House Votes Through Contraception Exemption
The New Hampshire House voted to allow any employer with a religious objection to deny workers insurance coverage for contraceptives.
Adding an exemption to New Hampshire’s 12-year-old law requiring contraceptives be covered in all drug plans has become a priority for House Speaker William O'Brien. And his leadership team pushed the bill through over strong objection from Democrats and a gallery full of protesters.
To supporters, like Republican Jenn Coffey of Andover, the issue is about religious liberty, pure and simple. "It simply says your employer does not have to pay," Coffey said. "It does not in any way get in between you and your doctor."

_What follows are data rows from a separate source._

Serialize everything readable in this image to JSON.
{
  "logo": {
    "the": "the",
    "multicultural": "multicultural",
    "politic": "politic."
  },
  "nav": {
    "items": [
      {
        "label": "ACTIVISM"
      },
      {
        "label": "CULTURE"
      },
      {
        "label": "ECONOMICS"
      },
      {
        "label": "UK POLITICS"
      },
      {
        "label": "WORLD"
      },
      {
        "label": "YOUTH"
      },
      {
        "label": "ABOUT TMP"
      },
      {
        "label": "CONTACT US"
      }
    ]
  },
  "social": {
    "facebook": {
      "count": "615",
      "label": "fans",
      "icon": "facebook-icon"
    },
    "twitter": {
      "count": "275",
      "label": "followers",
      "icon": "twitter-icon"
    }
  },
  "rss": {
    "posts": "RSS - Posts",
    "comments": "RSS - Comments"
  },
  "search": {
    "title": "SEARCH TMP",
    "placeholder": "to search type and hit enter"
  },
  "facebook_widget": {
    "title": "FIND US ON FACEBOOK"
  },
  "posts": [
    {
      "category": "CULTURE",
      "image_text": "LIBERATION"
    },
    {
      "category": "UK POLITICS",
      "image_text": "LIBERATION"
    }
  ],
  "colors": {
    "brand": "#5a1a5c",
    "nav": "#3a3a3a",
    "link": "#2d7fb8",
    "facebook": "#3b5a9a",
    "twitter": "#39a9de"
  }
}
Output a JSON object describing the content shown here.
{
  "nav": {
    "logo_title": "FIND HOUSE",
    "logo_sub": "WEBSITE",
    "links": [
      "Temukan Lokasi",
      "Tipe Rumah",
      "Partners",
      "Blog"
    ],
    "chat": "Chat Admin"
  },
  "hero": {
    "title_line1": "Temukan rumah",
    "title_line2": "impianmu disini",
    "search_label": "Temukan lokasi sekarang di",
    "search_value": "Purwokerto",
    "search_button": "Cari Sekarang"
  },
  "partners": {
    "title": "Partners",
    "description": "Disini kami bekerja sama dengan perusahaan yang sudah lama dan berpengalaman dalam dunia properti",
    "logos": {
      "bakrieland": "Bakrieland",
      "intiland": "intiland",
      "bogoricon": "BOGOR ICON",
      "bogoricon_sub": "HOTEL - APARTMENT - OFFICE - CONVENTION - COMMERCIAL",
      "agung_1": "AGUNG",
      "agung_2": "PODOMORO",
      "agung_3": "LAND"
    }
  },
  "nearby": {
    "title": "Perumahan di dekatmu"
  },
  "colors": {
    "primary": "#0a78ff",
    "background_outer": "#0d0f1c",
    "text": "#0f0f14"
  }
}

Critics say the proposal privileges the anti-contraception views of the Catholic Church, which helped draft the bill.
"This is not about religion," said Steve DeStefano, a Democrat from Bow. "This is about health insurance for everybody on a community basis."
The bill’s future in the state Senate is unclear. After the vote, Senate Majority Leader Jeb Bradley told some protestors he could vote against the bill. Gov. John Lynch says he opposes it, but has not threatened a veto. The 196-150 margin in the House was well shy of the margin needed for an override.